▶ **Assignment**: In the listing, find every line that has the string "JSON" and copy it.

[Record excerpts Boundary: Start]

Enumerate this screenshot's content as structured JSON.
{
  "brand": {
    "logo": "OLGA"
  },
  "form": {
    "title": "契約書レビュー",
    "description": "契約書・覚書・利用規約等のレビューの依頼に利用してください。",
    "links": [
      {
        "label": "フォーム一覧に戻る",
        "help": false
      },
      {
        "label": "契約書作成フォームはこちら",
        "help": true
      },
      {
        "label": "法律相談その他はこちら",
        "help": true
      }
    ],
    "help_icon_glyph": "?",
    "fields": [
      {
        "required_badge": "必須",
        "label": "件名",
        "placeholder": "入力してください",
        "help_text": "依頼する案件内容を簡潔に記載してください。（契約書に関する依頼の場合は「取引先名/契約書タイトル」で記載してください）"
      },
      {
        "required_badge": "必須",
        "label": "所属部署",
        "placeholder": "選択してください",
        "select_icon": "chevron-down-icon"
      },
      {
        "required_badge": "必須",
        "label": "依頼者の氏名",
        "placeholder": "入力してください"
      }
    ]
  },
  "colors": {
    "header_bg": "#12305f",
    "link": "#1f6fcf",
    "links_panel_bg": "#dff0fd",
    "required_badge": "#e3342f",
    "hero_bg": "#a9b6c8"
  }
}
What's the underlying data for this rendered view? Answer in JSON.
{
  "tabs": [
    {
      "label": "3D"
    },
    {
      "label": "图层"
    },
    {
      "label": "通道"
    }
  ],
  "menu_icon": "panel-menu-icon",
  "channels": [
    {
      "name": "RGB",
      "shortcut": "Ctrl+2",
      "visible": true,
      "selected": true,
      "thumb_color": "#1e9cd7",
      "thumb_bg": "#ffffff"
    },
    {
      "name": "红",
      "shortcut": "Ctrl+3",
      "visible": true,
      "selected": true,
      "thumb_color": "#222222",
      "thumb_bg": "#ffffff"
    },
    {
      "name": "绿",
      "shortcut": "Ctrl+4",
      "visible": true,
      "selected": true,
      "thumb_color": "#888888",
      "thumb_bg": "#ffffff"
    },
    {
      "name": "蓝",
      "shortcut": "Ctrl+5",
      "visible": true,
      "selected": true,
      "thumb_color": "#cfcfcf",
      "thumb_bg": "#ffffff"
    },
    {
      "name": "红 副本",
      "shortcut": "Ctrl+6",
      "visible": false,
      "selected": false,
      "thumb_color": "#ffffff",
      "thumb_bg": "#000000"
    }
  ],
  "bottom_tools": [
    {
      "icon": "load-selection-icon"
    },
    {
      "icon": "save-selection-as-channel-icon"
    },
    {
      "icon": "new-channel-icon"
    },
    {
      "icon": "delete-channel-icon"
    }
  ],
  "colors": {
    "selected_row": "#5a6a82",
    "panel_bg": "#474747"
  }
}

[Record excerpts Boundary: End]

▶ **Exercise output**:
Enumerate this screenshot's content as structured JSON.
What's the underlying data for this rendered view? Answer in JSON.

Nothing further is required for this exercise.